  • The screen quality is terrible. Inexcusable, really. 1366×768 resolution at 14″ isn’t bad. The problem is the pixel array itself is decidedly low-end, with a very narrow viewing angle, poor colour reproduction, and a dimness that simply gets washed out at both lower and higher back-light settings.
    It’s not good at all and its only saving grace is that it works.
  • The battery in this Chromebook is smaller than other models of the same price range, which knocks down usage time to 6-8 hours, down from 10-14 hours.
  • It gets hot when charging. A while back I remarked that it doesn’t get hot, but it turns out that’s not the case when it is charging.
  • The speakers are poor quality. They are capable of belting out loud, distorted sounds, if that’s your thing. Loud mid range frequencies (especially male voices) will cause vibrations even at 40% volume. They work and they’re stereo speakers, so they are better than nothing.
  • The RAM (2GB DDR3) and hard drive (16GB eMMC) are not able to be upgraded.
  • There aren’t any mouse buttons, rather one is expected to click the trackpad down to click. Unfortunately, the physical click is so stiff and hard to press that it’s not worth using.

And onto some points of general interest about the user experience…


  • “Tap To Click” on touchpads sucks! It would be fine if the damned thing wasn’t so sensitive. Little is more annoying than accidentally selecting all the text in a window and deleting it, because your thumb strayed over the giant mousepad. And various other issues related to the technology itself…
  • The back-light defaults to 100% when turning the device on and it’s blindingly bright (painfully so when fired up in a dark room).
  • The firmware is crippled, such that if you want to run ChromeOS, you basically don’t own your device.
    The hardware CAN run other operating systems, but Google goes out of its way to make it an underwhelming and annoying experience.
  • The SD card is mounted each time the lid is opened and closed, which adds a notification to the tray that does not automatically go away.

Some Good Stuff

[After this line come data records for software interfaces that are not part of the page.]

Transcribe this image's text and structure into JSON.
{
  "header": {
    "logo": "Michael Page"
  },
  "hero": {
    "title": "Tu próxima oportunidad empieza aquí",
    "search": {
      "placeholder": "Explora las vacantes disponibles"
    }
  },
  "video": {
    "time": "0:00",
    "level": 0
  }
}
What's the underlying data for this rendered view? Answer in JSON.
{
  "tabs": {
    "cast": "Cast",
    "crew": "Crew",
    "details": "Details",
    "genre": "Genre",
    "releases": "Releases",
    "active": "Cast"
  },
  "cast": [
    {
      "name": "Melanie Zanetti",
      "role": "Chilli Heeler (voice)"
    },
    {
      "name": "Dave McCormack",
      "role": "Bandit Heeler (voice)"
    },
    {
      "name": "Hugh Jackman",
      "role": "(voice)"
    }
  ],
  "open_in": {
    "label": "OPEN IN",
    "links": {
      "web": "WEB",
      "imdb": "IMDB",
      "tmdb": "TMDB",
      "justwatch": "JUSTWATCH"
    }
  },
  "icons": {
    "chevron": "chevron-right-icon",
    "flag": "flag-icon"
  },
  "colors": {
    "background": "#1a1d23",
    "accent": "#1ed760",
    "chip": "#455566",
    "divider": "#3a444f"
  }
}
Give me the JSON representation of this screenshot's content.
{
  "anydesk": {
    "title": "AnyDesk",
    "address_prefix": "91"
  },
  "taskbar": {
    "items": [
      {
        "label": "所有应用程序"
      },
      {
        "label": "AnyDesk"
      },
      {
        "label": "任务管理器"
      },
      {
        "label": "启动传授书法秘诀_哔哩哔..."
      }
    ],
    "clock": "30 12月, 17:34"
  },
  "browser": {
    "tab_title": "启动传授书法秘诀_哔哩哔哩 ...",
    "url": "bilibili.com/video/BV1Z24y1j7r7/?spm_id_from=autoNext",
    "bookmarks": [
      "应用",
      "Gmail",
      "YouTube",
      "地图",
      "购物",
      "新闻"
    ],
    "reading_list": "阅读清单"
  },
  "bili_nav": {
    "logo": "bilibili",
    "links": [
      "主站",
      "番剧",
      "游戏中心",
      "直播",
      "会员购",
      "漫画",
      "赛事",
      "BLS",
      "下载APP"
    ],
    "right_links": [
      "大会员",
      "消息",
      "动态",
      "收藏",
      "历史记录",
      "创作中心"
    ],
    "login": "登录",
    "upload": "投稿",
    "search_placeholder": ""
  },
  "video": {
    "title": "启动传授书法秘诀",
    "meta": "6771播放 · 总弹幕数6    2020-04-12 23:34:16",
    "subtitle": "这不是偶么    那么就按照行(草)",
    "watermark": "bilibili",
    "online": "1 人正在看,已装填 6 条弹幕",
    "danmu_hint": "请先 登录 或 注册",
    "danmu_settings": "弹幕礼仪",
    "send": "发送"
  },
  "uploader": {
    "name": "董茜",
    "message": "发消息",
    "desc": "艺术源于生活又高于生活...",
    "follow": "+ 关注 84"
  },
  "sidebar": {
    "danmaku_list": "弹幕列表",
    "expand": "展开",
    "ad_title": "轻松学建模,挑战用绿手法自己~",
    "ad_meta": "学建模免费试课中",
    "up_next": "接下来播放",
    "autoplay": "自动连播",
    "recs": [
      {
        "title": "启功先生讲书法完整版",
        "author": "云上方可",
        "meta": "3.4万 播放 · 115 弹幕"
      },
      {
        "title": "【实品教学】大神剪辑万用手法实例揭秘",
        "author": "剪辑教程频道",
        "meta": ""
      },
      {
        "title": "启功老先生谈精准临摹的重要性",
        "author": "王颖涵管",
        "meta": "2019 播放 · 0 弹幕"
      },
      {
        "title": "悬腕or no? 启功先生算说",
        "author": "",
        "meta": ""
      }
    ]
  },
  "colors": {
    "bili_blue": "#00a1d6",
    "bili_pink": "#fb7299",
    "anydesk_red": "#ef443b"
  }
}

  • One can install a real, full GNU/Linux desktop along side ChromeOS using Crouton, granting access to useful programs that round out the functionality of the device. GIMP, Blender, Audacity, and VLC all work well (though don’t expect to be rendering massive projects with Blender).
  • All of the Google suit of software works great. The ChromeOS file browser even has built in Google Drive functionality for upload/download/auto-mirroring. There is even an extension that allows for opening zip files and iso images.
  • Websites, especially browser based games, run far more fluidly than they did on my old laptop. Even full Linux software does as well!

Bottom Line
I like my HP Chromebook 14 G4, because it is capable of doing everything that I want to do with it. For me, the Chromebook was not intended to be a replacement for my desktop PC, because there are some tasks that I do on the desktop that would strain even the most expensive Windows/Mac/Linux laptops. Would it be ideal to have a single device that I could use for all of my computing needs?


Somewhere in my mind, there dwells the nagging desire to pair down to a single device, but the reality is that there exists, as my father insisted, “the right tool for the job”. When it comes to computing, form factor is the largest factor in determining what one should use for a given job. Just as holding a MacBook up to one’s head to make a phone call would be ridiculous, trying to complete detailed graphics design on a Chromebook would be silly. When I temper my expectations and I look at my Chromebook as I would a kitchen utensil, I have to admit that it is a pretty darn good tool for general and casual computing, especially given how inexpensive it was!

If you’re looking to get an inexpensive computer for yourself or your kids and you’d like it to be portable, you can’t go wrong with this or any other $350 or cheaper Chromebook. The laptop form factor is perfect for casual use and the ability to plug it into a desktop keyboard, monitor, and speakers, means it can be used like a traditional desktop as well.